Search the material below for the string "this" and extract each line that has it.
= = = = = = =
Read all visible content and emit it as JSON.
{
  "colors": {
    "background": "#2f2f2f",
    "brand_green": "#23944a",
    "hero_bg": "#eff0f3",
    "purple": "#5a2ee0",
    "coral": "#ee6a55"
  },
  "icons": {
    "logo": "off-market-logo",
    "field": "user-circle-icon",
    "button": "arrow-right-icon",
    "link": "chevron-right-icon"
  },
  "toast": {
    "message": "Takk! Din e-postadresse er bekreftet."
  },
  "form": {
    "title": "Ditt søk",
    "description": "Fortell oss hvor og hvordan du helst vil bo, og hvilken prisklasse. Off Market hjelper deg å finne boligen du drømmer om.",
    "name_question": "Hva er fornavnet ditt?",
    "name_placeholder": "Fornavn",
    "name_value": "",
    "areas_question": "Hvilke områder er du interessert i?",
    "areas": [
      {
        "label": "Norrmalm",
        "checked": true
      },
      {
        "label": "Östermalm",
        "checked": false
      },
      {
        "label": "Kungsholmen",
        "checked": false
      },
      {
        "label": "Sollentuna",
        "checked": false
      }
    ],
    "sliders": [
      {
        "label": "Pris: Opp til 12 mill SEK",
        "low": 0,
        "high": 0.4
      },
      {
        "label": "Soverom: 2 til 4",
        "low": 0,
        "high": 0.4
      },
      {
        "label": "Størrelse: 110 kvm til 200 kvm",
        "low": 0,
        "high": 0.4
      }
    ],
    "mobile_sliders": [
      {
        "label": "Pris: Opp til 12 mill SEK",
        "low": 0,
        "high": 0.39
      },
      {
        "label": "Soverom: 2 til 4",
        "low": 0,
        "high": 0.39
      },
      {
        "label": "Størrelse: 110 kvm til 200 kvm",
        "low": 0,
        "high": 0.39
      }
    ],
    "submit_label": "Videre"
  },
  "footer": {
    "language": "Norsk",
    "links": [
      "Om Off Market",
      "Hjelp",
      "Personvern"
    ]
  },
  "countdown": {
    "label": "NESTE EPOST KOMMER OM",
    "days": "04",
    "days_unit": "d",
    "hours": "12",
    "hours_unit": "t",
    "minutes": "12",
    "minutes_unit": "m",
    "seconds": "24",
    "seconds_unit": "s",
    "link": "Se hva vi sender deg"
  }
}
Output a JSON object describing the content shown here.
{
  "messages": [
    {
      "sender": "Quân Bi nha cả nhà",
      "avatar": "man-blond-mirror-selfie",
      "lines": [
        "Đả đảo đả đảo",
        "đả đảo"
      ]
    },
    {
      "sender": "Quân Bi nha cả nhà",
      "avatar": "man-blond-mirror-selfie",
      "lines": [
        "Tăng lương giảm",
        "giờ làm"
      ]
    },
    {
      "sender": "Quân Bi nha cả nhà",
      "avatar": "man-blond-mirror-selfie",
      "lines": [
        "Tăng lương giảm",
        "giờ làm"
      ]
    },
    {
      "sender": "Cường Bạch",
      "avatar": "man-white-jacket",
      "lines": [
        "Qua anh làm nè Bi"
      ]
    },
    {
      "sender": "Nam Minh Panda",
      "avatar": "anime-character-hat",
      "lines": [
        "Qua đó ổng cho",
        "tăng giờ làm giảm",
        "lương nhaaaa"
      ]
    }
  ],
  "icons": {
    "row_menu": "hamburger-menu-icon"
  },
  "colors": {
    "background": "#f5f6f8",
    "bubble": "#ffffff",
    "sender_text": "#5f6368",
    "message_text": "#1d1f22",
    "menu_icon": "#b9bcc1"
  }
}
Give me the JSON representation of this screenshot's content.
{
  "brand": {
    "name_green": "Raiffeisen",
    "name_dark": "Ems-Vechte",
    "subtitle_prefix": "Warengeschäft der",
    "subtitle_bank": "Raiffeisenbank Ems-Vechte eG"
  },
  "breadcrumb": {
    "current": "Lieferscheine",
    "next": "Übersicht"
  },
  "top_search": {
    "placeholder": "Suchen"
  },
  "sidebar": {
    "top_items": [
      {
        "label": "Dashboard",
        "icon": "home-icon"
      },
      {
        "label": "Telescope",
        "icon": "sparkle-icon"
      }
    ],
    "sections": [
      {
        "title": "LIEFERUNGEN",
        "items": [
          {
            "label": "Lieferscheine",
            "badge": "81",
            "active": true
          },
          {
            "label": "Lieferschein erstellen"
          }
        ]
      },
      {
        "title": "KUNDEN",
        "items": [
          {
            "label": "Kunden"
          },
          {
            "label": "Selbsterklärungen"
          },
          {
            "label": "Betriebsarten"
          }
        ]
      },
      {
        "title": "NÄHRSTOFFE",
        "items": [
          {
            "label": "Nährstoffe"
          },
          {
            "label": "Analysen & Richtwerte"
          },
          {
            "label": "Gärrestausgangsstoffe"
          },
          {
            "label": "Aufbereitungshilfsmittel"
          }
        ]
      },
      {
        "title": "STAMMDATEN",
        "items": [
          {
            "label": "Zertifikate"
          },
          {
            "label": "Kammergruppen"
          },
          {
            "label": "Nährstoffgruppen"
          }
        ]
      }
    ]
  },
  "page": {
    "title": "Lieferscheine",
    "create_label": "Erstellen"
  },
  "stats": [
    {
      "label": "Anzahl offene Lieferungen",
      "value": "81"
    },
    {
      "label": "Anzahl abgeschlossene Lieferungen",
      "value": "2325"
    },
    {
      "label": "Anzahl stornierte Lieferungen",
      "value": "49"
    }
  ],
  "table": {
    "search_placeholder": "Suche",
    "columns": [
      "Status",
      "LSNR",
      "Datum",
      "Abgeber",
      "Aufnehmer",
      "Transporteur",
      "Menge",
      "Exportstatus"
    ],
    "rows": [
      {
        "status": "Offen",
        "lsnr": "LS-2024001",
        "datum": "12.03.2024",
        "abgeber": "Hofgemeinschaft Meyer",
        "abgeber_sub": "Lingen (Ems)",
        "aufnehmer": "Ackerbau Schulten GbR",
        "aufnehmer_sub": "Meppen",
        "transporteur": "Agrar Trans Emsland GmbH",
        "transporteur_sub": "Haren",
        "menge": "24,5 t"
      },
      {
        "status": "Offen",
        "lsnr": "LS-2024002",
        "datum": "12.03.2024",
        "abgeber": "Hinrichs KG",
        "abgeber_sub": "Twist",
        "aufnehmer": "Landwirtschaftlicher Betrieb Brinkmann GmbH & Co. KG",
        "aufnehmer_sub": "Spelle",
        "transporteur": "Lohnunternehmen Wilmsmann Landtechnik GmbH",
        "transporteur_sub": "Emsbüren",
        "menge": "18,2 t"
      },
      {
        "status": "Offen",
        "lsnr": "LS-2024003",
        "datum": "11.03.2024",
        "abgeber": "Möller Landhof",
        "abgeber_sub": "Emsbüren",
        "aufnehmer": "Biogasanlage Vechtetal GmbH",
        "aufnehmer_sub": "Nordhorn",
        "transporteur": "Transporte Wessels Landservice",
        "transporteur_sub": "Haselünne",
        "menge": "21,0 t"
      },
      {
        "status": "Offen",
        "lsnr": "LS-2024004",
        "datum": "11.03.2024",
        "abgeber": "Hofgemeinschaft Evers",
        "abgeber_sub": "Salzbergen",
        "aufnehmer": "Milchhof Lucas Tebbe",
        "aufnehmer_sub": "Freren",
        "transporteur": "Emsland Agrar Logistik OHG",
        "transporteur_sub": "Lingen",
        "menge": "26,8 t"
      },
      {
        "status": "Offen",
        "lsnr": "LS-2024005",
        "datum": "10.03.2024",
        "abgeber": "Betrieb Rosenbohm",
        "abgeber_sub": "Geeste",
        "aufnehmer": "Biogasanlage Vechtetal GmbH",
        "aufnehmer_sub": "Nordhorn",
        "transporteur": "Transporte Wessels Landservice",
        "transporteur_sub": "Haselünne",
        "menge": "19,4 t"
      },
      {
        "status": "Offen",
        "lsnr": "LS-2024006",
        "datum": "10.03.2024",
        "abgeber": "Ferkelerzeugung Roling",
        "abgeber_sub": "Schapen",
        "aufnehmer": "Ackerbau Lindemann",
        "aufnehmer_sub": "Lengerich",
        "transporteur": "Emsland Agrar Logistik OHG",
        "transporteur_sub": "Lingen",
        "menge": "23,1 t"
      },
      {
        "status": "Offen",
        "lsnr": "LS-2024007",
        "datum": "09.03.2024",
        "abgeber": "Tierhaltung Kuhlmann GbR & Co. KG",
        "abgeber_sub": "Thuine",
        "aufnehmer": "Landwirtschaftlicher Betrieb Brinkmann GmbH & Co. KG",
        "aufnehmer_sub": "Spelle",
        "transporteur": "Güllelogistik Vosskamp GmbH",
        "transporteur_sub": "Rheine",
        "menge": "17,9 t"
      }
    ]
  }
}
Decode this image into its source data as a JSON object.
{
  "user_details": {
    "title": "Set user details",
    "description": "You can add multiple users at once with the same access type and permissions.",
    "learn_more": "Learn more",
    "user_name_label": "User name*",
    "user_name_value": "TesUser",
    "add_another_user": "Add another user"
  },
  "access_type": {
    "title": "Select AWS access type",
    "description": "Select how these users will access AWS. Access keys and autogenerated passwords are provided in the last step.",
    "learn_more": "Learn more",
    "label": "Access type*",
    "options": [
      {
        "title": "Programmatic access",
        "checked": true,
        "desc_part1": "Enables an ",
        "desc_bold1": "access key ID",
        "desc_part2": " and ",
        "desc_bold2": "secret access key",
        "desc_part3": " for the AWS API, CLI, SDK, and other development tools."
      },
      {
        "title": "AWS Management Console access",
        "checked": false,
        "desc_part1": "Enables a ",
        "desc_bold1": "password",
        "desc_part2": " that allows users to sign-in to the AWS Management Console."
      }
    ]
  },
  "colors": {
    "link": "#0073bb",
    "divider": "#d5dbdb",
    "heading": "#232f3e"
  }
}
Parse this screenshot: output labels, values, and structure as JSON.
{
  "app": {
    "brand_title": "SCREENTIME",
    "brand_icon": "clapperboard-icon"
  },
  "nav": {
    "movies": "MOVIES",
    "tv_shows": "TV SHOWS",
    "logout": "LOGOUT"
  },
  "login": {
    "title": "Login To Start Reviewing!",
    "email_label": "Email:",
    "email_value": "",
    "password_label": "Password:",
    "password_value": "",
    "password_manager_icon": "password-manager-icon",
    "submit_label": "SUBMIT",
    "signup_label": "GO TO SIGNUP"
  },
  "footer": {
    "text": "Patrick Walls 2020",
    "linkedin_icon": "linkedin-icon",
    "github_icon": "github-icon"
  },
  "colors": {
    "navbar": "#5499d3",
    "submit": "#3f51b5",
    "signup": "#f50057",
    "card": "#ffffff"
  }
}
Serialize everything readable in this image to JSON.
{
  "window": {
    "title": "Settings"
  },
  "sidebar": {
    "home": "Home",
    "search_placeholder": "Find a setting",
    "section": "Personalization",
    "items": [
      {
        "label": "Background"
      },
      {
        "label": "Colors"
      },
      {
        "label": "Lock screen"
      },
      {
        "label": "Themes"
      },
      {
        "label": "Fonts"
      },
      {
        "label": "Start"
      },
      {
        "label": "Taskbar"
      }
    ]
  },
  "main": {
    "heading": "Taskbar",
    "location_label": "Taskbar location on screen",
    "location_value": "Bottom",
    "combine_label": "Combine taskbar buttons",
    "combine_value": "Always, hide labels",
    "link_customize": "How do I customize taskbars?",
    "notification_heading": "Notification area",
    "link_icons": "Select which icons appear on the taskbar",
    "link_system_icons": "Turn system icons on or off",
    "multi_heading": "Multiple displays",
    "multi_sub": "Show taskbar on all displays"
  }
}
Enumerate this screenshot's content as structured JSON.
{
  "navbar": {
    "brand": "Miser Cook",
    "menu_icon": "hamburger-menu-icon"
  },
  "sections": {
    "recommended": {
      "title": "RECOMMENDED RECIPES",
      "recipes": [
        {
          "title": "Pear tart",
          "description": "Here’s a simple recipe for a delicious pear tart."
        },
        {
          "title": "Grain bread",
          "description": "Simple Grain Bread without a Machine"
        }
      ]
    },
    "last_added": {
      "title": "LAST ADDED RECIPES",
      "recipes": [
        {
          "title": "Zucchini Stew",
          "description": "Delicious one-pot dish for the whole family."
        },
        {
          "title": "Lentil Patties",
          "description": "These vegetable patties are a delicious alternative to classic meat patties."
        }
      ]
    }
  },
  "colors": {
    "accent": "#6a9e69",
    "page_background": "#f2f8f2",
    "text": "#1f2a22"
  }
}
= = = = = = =
» SOLUTION:
Give me the JSON representation of this screenshot's content.
Decode this image into its source data as a JSON object.
Parse this screenshot: output labels, values, and structure as JSON.
Serialize everything readable in this image to JSON.
Enumerate this screenshot's content as structured JSON.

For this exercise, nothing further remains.